At $17.95, the components compare well to other die-cut counter games and are far superior to the components of early Microgames like Ogre (those Microgames have an inflation adjusted price of approximately $10.00). As a die-cut counter game the components are good, but for those who prefer miniatures/meeple/wooden blocks this game won't quite meet expectations. The game also included one of those microscopic 6-sided dice, something that I actually would have preferred they left out of the bag. Did I write bag? Yep. The game, like those old Microgames, comes in a ziplock bag.

Some of the above comments regarding the components read a little more critical than I intend them too. I just want you to know what you are getting for $17.95. This is the 2010 version of a Microgame, inexpensive components and a reasonable price.

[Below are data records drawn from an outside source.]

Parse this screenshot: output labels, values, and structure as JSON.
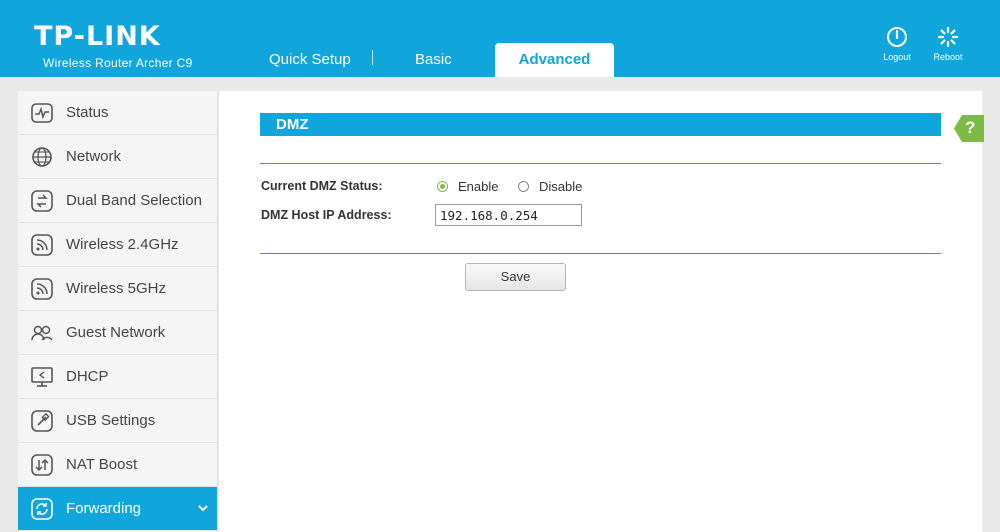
{
  "brand": {
    "logo": "TP-LINK",
    "model": "Wireless Router Archer C9"
  },
  "nav": {
    "tabs": [
      {
        "label": "Quick Setup"
      },
      {
        "label": "Basic"
      },
      {
        "label": "Advanced",
        "active": true
      }
    ]
  },
  "header_actions": {
    "logout_label": "Logout",
    "reboot_label": "Reboot"
  },
  "sidebar": {
    "items": [
      {
        "label": "Status",
        "icon": "status-icon"
      },
      {
        "label": "Network",
        "icon": "globe-icon"
      },
      {
        "label": "Dual Band Selection",
        "icon": "dual-band-icon"
      },
      {
        "label": "Wireless 2.4GHz",
        "icon": "wireless-icon"
      },
      {
        "label": "Wireless 5GHz",
        "icon": "wireless-icon"
      },
      {
        "label": "Guest Network",
        "icon": "guest-icon"
      },
      {
        "label": "DHCP",
        "icon": "monitor-icon"
      },
      {
        "label": "USB Settings",
        "icon": "usb-icon"
      },
      {
        "label": "NAT Boost",
        "icon": "nat-icon"
      },
      {
        "label": "Forwarding",
        "icon": "forwarding-icon",
        "active": true
      }
    ]
  },
  "dmz": {
    "section_title": "DMZ",
    "status_label": "Current DMZ Status:",
    "enable_label": "Enable",
    "disable_label": "Disable",
    "selected": "Enable",
    "host_ip_label": "DMZ Host IP Address:",
    "host_ip_value": "192.168.0.254",
    "save_label": "Save"
  },
  "help_label": "?",
  "colors": {
    "accent": "#10a6dc",
    "radio_selected": "#7dbb46",
    "help_flag": "#7dbb46"
  }
}
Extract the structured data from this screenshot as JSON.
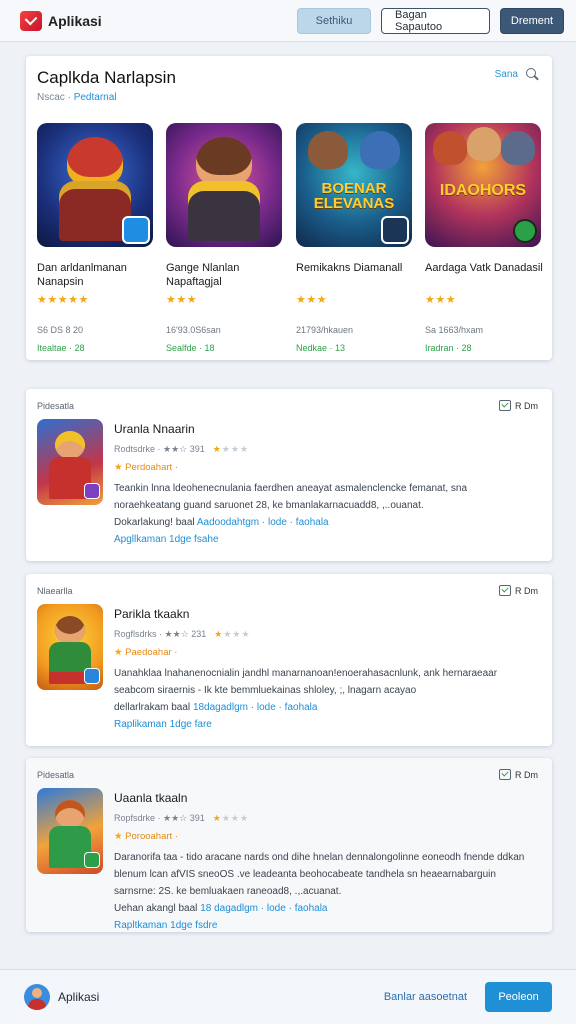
{
  "app": {
    "name": "Aplikasi"
  },
  "header": {
    "btn_soft": "Sethiku",
    "btn_outline": "Bagan Sapautoo",
    "btn_dark": "Drement"
  },
  "featured": {
    "title": "Caplkda Narlapsin",
    "subtitle_plain": "Nscac",
    "subtitle_accent": "Pedtarnal",
    "link": "Sana",
    "tiles": [
      {
        "name": "Dan arldanlmanan Nanapsin",
        "stars": "★★★★★",
        "meta": "S6 DS 8 20",
        "status": "Itealtae · 28"
      },
      {
        "name": "Gange Nlanlan Napaftagjal",
        "stars": "★★★",
        "meta": "16'93.0S6san",
        "status": "Sealfde · 18"
      },
      {
        "name": "Remikakns Diamanall",
        "stars": "★★★",
        "meta": "21793/hkauen",
        "status": "Nedkae · 13"
      },
      {
        "name": "Aardaga Vatk Danadasil",
        "stars": "★★★",
        "meta": "Sa 1663/hxam",
        "status": "Iradran · 28"
      }
    ],
    "tile_banners": [
      "",
      "",
      "BOENAR ELEVANAS",
      "IDAOHORS"
    ]
  },
  "reviews": [
    {
      "category": "Pidesatla",
      "corner": "R Dm",
      "title": "Uranla Nnaarin",
      "meta": "Rodtsdrke · ★★☆ 391",
      "badge": "Perdoahart ·",
      "body_1": "Teankin lnna ldeohenecnulania faerdhen aneayat asmalenclencke femanat, sna noraehkeatang guand saruonet 28, ke bmanlakarnacuadd8, ,..ouanat.",
      "body_2_plain": "Dokarlakung! baal",
      "body_2_link": "Aadoodahtgm · lode · faohala",
      "action": "Apgllkaman 1dge fsahe"
    },
    {
      "category": "Nlaearlla",
      "corner": "R Dm",
      "title": "Parikla tkaakn",
      "meta": "Rogflsdrks · ★★☆ 231",
      "badge": "Paedoahar ·",
      "body_1": "Uanahklaa lnahanenocnialin jandhl manarnanoan!enoerahasacnlunk, ank hernaraeaar seabcom siraernis - Ik kte bemmluekainas shloley, ;, lnagarn acayao",
      "body_2_plain": "dellarlrakam baal",
      "body_2_link": "18dagadlgm · lode · faohala",
      "action": "Raplikaman 1dge fare"
    },
    {
      "category": "Pidesatla",
      "corner": "R Dm",
      "title": "Uaanla tkaaln",
      "meta": "Ropfsdrke · ★★☆ 391",
      "badge": "Porooahart ·",
      "body_1": "Daranorifa taa - tido aracane nards ond dihe hnelan dennalongolinne eoneodh fnende ddkan blenum lcan afVIS sneoOS .ve leadeanta beohocabeate tandhela sn heaearnabarguin sarnsrne: 2S. ke bemluakaen raneoad8, .,.acuanat.",
      "body_2_plain": "Uehan akangl baal",
      "body_2_link": "18 dagadlgm · lode · faohala",
      "action": "Rapltkaman 1dge fsdre"
    }
  ],
  "bottom": {
    "name": "Aplikasi",
    "link": "Banlar aasoetnat",
    "button": "Peoleon"
  }
}
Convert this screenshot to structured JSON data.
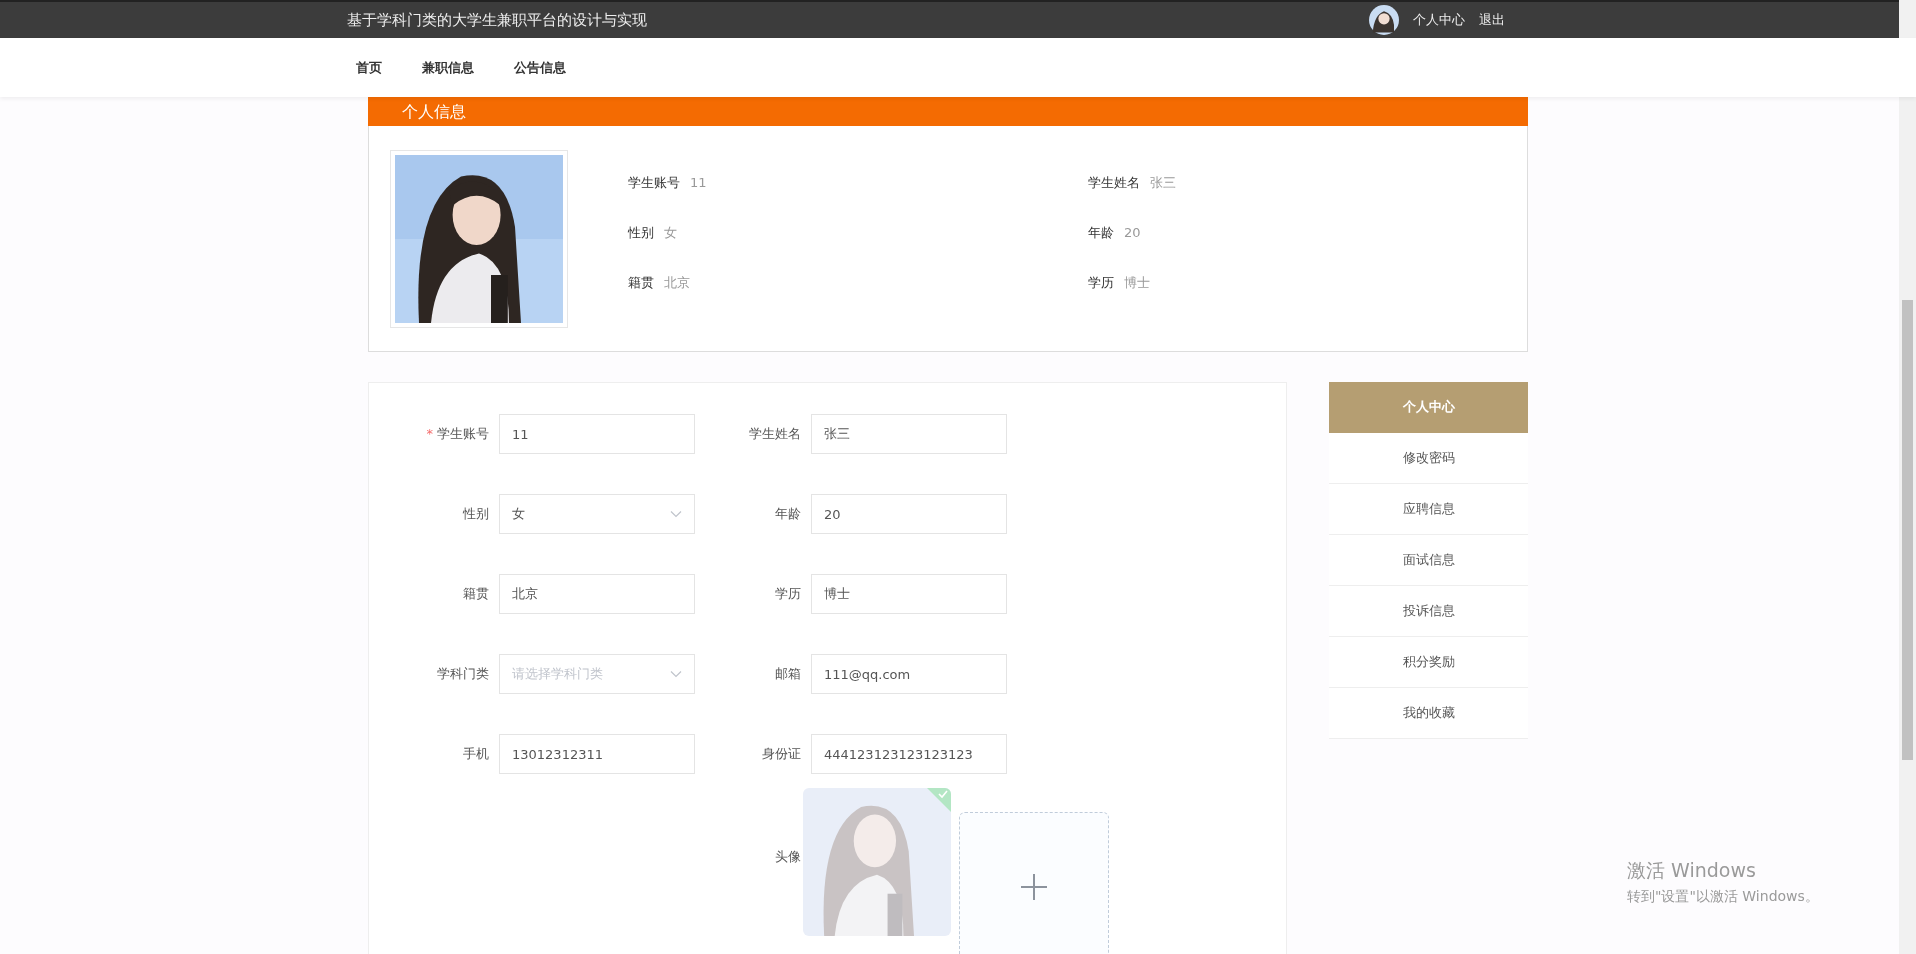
{
  "top_bar": {
    "title": "基于学科门类的大学生兼职平台的设计与实现",
    "links": [
      "个人中心",
      "退出"
    ]
  },
  "nav": {
    "items": [
      "首页",
      "兼职信息",
      "公告信息"
    ]
  },
  "profile": {
    "title": "个人信息",
    "fields": [
      {
        "label": "学生账号",
        "value": "11"
      },
      {
        "label": "学生姓名",
        "value": "张三"
      },
      {
        "label": "性别",
        "value": "女"
      },
      {
        "label": "年龄",
        "value": "20"
      },
      {
        "label": "籍贯",
        "value": "北京"
      },
      {
        "label": "学历",
        "value": "博士"
      }
    ]
  },
  "form": {
    "fields": [
      {
        "label": "学生账号",
        "kind": "input",
        "required_mark": "*",
        "value": "11"
      },
      {
        "label": "学生姓名",
        "kind": "input",
        "value": "张三"
      },
      {
        "label": "性别",
        "kind": "select",
        "value": "女"
      },
      {
        "label": "年龄",
        "kind": "input",
        "value": "20"
      },
      {
        "label": "籍贯",
        "kind": "input",
        "value": "北京"
      },
      {
        "label": "学历",
        "kind": "input",
        "value": "博士"
      },
      {
        "label": "学科门类",
        "kind": "select",
        "placeholder": "请选择学科门类"
      },
      {
        "label": "邮箱",
        "kind": "input",
        "value": "111@qq.com"
      },
      {
        "label": "手机",
        "kind": "input",
        "value": "13012312311"
      },
      {
        "label": "身份证",
        "kind": "input",
        "value": "444123123123123123"
      }
    ],
    "avatar": {
      "label": "头像",
      "uploaded": true
    }
  },
  "sidebar": {
    "items": [
      {
        "label": "个人中心",
        "selected": true
      },
      {
        "label": "修改密码",
        "selected": false
      },
      {
        "label": "应聘信息",
        "selected": false
      },
      {
        "label": "面试信息",
        "selected": false
      },
      {
        "label": "投诉信息",
        "selected": false
      },
      {
        "label": "积分奖励",
        "selected": false
      },
      {
        "label": "我的收藏",
        "selected": false
      }
    ]
  },
  "os_notice": {
    "title": "激活 Windows",
    "subtitle": "转到\"设置\"以激活 Windows。"
  }
}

Components and rules aside, whether or not a game gets played repeatedly or gets its place on the "keep ready at a moment's notice" shelf is determined by two major factors -- is the game fun to play and can it be played repeatedly? In the case of Loot and Scoot, I can give a resounding yes to both questions.

There are a couple of things that set this game apart from other dungeon crawl games and make me want to have it as readily accessible as Descent. The game sets up and plays quickly. The games mechanics encourage player interaction due to a scarcity of resources. The game has internal mechanics that prevent one player from feeling "beat up" on for more than a short time. All in all this is a fast and furious game, and I cannot wait for the expansion.